And the eternal Word of God was such a child born in time clothed in human flesh, now held securely in the arms of his mother. We honor that woman today, she who is both virgin and mother of that child of prophecy and mystery, and who was privileged to cradle the eternal God in her arms. We are filled with wonder at the awesome blessing as well as the awesome responsibility that fell to her and her husband. To them was entrusted the task of bringing him up to make his mark on human history. They could never have imagined what mighty deeds his hands would accomplish, and where among their people and beyond his feet would take him. They could never have imagined who would hear his message of reconciliation and renewal in his own lifetime and beyond, whose lives he would transform, who would imitate his example of perfect obedience to the Father and selfless love for humanity, and that the tiny little hands and feet they held tenderly and marveled at would one day be violently nailed to a cross. They could never have known then. And as she witnessed the unfolding of the events that marked his birth, recalling the angelic messenger’s words, into the years of his hidden life at their home in Nazareth, into his ministry of teaching and healing, all the way to the dark days of his passion and death, she would hold close all that she saw and heard, reflecting on their meaning in the quiet of her heart. And perhaps at the end of her own life’s journey, she would come to understand the role she was asked to play in the story of salvation. If she knew at the start what she would have needed to learn when it was all accomplished, if she did not need to take in the events as they unfolded, if she did not stop to reflect on their meaning, would she still be a willing participant in the plan God set out to fulfill?

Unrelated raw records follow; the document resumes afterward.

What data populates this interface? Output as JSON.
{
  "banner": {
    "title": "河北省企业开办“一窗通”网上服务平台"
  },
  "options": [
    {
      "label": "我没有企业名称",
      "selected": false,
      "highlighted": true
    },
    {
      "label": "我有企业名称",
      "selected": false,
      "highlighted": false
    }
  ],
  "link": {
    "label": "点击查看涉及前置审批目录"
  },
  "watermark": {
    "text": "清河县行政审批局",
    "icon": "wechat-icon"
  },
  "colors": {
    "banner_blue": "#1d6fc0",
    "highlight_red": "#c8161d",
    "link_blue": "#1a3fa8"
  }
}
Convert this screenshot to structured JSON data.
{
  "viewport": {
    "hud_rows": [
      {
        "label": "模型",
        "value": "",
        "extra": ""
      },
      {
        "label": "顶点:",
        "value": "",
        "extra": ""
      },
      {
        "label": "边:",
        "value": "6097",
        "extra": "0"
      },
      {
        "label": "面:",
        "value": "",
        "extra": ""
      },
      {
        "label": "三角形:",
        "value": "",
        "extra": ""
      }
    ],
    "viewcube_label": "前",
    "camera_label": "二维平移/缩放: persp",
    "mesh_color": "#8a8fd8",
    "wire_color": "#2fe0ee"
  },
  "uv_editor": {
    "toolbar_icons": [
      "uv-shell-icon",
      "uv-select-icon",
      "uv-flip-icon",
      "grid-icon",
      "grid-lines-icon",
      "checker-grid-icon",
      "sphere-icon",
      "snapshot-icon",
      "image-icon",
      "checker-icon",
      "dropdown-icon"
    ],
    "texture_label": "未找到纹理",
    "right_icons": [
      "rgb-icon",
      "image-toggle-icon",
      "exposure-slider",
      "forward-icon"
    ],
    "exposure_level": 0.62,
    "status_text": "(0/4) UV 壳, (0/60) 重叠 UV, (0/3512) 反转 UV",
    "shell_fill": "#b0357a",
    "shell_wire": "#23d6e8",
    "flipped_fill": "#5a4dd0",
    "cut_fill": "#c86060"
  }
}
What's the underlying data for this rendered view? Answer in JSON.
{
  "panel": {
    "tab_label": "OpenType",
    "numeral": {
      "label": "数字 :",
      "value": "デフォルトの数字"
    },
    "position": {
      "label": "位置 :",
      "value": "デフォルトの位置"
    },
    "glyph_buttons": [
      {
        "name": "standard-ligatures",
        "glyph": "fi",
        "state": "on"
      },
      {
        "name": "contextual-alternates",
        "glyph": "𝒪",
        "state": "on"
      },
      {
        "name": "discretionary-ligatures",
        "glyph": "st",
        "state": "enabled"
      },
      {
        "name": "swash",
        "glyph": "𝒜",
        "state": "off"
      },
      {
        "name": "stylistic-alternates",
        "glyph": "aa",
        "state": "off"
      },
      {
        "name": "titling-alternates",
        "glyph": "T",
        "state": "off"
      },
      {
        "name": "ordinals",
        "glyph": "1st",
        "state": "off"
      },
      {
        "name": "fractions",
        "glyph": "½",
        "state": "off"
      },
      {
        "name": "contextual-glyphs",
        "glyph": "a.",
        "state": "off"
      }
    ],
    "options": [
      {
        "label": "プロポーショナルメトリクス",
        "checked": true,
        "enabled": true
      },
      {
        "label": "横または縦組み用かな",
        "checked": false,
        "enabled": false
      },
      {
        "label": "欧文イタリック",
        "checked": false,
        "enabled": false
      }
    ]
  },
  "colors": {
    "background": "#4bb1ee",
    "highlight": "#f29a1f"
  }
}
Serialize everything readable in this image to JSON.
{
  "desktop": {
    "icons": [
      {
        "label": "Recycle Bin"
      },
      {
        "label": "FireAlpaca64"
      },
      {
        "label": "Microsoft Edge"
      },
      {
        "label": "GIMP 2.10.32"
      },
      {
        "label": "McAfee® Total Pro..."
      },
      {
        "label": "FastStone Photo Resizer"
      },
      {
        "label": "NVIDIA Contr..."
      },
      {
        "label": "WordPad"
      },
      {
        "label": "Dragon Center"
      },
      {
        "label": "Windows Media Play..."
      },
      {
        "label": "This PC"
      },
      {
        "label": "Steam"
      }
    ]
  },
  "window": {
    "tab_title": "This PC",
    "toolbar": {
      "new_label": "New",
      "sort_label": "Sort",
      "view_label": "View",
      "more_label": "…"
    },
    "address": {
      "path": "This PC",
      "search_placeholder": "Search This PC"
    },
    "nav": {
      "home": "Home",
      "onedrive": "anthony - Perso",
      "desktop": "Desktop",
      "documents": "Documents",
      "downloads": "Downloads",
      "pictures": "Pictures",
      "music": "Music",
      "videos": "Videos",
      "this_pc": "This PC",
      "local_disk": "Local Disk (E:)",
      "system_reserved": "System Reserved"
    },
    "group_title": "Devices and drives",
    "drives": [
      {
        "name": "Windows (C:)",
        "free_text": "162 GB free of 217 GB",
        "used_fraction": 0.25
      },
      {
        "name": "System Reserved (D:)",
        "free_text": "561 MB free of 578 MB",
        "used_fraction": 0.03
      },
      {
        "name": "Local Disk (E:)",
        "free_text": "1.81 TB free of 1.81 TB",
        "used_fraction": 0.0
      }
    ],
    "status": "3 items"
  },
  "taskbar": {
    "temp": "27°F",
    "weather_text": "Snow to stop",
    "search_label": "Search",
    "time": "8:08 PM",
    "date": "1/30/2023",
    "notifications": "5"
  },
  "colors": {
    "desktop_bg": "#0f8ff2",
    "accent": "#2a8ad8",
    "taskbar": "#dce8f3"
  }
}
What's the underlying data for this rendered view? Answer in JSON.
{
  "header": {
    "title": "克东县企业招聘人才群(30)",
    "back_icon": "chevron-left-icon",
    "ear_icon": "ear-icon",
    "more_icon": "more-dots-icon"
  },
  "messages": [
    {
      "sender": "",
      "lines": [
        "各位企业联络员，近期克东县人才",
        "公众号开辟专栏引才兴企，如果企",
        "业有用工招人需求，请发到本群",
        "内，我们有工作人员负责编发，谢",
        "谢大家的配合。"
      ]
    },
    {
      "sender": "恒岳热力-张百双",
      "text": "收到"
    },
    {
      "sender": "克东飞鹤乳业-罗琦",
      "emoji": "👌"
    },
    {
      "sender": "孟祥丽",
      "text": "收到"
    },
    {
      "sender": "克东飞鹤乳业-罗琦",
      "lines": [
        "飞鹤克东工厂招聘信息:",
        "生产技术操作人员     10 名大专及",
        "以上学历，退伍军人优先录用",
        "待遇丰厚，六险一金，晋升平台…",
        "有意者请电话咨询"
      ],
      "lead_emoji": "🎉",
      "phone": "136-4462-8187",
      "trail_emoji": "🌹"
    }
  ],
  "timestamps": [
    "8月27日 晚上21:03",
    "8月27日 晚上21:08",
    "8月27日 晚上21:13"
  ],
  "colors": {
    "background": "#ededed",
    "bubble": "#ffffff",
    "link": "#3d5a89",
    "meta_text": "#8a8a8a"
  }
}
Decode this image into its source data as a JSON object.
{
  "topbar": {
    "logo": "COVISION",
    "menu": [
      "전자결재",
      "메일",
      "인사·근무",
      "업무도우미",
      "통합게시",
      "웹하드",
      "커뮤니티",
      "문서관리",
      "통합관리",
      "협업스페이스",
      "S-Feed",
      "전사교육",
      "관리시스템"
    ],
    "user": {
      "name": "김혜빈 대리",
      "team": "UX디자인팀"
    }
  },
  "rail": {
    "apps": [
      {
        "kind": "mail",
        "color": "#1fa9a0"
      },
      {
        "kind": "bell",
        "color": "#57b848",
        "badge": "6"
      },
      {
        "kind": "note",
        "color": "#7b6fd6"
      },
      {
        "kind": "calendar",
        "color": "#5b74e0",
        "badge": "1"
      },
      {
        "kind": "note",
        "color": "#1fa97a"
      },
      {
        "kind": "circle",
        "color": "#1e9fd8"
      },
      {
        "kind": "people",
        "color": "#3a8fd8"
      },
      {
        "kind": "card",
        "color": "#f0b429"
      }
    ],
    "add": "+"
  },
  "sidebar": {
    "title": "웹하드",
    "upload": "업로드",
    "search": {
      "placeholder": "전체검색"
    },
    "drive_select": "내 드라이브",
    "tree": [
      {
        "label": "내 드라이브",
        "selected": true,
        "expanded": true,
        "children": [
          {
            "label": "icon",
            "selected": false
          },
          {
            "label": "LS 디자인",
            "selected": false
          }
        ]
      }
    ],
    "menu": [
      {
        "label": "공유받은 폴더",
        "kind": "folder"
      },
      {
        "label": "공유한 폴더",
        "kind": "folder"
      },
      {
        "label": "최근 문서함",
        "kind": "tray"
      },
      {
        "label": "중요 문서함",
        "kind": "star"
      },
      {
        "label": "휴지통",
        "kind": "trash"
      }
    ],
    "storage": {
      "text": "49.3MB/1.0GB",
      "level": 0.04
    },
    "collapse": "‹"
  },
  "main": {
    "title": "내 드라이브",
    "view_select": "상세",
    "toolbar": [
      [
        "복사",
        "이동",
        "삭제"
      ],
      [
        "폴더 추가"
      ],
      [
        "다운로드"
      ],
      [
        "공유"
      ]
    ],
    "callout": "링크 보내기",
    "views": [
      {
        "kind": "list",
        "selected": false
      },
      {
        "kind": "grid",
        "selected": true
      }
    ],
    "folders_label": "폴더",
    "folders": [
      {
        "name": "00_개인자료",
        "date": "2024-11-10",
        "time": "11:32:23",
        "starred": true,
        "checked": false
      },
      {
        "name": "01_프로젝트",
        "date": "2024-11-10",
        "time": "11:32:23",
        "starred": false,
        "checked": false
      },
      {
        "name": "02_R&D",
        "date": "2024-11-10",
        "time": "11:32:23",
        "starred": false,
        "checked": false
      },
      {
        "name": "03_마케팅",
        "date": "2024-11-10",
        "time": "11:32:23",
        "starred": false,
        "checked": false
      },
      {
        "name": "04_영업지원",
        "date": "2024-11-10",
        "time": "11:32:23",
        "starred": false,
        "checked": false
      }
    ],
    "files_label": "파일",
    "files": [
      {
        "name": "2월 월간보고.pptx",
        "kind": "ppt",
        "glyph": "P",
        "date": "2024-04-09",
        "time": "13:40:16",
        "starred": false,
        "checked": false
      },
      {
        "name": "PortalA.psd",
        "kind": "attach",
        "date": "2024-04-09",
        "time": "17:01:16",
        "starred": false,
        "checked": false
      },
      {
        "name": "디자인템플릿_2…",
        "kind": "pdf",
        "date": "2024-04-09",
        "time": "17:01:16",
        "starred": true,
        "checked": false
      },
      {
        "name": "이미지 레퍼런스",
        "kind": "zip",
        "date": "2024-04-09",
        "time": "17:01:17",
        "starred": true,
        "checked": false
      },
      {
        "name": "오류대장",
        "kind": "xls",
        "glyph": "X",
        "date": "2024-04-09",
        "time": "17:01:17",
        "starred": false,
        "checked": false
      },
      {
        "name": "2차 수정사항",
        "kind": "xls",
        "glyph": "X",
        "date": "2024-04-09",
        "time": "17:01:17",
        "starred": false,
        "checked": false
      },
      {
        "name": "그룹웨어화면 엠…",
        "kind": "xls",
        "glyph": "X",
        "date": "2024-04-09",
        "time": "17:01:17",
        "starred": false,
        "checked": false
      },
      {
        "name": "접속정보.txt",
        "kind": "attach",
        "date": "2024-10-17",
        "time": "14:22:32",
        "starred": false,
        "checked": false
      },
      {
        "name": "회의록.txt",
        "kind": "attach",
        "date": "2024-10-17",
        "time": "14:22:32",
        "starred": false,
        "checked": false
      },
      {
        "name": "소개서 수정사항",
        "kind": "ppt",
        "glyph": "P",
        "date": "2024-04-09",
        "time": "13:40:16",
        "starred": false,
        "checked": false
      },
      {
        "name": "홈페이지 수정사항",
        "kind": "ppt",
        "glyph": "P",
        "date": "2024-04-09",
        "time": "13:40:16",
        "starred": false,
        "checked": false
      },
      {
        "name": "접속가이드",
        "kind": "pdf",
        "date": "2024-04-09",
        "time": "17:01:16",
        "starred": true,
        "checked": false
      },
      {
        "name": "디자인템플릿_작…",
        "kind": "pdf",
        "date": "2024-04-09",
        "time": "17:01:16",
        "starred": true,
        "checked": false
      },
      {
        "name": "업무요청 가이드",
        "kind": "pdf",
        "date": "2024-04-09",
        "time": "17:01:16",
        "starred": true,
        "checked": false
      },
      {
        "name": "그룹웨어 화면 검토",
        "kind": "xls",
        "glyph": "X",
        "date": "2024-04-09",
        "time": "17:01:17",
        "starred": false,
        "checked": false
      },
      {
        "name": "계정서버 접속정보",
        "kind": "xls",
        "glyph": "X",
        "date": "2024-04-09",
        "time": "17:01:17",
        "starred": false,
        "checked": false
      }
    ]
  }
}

Each of us is invited to actively participate in God’s plan of salvation. The roles that we are to play will be unique to us. No one else will be able to do what we should do. And similar to Mary’s experience of the unfolding of God’s plan, there will be much we will never know or understand until much later. So like her, we must be willing to believe God will accomplish wonderful things, that we keep what we see and hear, and reflect on them in the quiet of our hearts. And as we pray for peace, we place our lives at the disposal of God’s plan. We remain optimistic and hopeful, not given over to cynicism and discouragement. We put forth a sincere effort to make peace a reality right where we find ourselves, among our families, our churches, our communities. We give freely of our resources toward the cause of peace, alleviating the suffering we see, bringing an end to injustice where we find it, extending compassion where people are hurting. When our parents held us as children in their arms, they may have held our hands and feet tenderly as well, wondering what ever would become of us. Do we make an effort to exceed their expectations?